App and web page records:
--------------------------------

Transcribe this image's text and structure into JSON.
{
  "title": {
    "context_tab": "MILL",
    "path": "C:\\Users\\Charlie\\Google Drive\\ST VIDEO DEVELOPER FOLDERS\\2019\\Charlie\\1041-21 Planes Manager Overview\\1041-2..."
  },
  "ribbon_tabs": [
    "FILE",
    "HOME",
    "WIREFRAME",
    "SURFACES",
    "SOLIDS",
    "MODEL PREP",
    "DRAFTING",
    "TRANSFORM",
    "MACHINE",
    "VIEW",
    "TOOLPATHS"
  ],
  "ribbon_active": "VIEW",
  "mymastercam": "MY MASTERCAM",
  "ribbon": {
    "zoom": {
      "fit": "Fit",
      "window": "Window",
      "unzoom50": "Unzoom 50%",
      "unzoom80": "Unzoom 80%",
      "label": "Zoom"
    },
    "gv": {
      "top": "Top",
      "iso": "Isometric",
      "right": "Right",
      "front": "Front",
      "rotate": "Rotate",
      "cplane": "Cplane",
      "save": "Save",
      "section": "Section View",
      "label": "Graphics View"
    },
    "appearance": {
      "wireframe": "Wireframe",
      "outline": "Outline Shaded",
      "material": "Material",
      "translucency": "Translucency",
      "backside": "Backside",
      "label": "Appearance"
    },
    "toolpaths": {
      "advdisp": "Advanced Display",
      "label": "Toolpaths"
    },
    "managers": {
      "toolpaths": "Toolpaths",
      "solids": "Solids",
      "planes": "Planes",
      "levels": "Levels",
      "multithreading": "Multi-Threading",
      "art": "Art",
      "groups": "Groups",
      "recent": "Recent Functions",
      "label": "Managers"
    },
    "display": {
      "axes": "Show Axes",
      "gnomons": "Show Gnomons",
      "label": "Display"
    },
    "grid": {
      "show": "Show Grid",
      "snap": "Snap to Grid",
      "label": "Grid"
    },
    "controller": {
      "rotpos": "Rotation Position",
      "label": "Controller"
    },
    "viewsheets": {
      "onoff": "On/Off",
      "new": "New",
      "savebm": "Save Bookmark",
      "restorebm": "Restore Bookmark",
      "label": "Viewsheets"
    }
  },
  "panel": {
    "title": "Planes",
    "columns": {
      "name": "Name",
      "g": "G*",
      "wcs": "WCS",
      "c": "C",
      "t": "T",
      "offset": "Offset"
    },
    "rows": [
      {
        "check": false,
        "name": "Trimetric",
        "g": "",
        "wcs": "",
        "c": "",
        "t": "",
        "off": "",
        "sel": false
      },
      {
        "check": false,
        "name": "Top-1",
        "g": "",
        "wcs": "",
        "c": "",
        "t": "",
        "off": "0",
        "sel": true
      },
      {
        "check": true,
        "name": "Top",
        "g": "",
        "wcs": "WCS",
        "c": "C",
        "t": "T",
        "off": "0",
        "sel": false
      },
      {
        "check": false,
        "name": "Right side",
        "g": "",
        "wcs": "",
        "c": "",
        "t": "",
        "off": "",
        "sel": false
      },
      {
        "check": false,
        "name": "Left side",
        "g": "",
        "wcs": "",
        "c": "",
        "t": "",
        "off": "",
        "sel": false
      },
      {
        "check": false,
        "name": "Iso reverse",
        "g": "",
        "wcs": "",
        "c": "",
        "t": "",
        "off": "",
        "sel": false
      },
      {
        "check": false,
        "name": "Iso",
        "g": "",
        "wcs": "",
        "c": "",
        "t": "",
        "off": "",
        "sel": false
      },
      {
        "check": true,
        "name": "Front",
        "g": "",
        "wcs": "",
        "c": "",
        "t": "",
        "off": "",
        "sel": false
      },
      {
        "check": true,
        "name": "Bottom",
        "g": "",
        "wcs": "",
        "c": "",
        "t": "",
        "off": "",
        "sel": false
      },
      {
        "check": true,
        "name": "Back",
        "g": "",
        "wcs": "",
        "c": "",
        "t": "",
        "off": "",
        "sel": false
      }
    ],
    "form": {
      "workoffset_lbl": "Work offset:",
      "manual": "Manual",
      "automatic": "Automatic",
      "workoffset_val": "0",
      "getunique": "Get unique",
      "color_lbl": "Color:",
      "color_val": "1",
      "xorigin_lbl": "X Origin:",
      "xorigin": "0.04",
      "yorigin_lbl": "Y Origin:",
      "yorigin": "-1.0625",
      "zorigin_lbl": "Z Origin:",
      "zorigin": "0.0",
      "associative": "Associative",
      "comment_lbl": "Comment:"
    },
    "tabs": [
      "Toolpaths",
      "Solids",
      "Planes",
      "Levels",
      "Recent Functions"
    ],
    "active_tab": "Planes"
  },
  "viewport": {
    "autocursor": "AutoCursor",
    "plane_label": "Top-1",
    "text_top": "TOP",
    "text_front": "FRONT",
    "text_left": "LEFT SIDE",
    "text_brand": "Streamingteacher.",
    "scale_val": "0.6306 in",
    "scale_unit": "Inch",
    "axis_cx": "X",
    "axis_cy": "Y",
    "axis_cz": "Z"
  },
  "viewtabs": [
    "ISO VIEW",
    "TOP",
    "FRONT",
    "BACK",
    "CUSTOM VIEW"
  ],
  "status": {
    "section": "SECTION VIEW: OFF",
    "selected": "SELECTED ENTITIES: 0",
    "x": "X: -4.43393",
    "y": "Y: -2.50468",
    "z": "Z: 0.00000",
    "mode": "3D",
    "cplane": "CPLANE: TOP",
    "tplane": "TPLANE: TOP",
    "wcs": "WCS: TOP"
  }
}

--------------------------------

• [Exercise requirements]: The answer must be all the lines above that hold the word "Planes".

• [Result of this exercise]:
    "path": "C:\\Users\\Charlie\\Google Drive\\ST VIDEO DEVELOPER FOLDERS\\2019\\Charlie\\1041-21 Planes Manager Overview\\1041-2..."
      "planes": "Planes",
    "title": "Planes",
      "Planes",
    "active_tab": "Planes"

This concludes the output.